Page and application data records
★ ★ ★ ★ ★ ★ ★

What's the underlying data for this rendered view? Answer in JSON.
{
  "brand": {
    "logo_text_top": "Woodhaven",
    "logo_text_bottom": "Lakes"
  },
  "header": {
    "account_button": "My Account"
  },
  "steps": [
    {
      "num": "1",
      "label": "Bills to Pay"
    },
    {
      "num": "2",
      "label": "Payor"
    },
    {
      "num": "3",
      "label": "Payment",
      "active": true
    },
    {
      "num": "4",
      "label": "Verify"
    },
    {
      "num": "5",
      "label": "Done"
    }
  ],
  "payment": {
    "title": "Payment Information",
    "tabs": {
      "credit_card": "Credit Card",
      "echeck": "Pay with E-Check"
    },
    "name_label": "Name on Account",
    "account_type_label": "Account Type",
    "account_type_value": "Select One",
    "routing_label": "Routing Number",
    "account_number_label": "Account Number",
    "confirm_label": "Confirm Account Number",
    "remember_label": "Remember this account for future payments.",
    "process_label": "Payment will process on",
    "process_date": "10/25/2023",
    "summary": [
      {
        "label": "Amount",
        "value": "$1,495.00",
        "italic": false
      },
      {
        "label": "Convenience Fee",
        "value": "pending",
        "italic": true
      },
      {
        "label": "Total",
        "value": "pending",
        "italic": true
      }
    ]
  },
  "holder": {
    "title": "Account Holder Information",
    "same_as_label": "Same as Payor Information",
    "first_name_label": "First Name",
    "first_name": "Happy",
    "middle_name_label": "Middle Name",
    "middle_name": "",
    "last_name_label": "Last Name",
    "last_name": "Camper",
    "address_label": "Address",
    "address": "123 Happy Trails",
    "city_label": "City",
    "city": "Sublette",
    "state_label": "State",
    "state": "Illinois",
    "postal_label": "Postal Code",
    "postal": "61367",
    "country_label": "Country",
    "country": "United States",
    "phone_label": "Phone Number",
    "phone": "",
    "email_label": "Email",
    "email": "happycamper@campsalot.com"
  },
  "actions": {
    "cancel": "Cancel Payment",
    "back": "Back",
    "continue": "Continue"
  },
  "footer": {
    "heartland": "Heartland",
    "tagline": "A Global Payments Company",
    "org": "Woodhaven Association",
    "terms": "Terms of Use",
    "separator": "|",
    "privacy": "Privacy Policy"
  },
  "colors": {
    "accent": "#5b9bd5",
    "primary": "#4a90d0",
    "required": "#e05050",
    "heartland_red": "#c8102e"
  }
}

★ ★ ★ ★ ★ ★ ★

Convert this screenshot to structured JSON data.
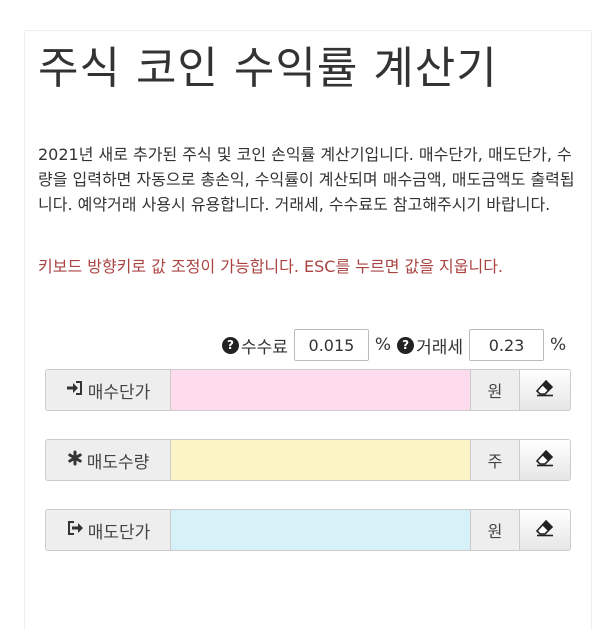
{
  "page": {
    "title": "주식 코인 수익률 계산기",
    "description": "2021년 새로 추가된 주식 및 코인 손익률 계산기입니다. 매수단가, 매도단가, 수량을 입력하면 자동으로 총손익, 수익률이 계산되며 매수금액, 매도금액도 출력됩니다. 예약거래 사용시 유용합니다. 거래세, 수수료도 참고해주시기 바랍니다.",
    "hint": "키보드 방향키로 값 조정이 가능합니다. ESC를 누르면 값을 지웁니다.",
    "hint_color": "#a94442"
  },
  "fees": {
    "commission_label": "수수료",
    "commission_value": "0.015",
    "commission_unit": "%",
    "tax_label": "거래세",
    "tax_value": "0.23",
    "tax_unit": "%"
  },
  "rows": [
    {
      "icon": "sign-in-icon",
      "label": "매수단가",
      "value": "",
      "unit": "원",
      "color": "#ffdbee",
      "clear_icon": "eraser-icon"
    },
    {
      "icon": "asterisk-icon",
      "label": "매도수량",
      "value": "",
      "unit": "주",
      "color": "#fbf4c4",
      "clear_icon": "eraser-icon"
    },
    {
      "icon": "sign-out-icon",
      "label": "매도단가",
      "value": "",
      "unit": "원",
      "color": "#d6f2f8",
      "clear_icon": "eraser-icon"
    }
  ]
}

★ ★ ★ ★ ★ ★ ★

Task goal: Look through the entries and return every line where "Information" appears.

Expected output:
    "title": "Payment Information",
    "title": "Account Holder Information",
    "same_as_label": "Same as Payor Information",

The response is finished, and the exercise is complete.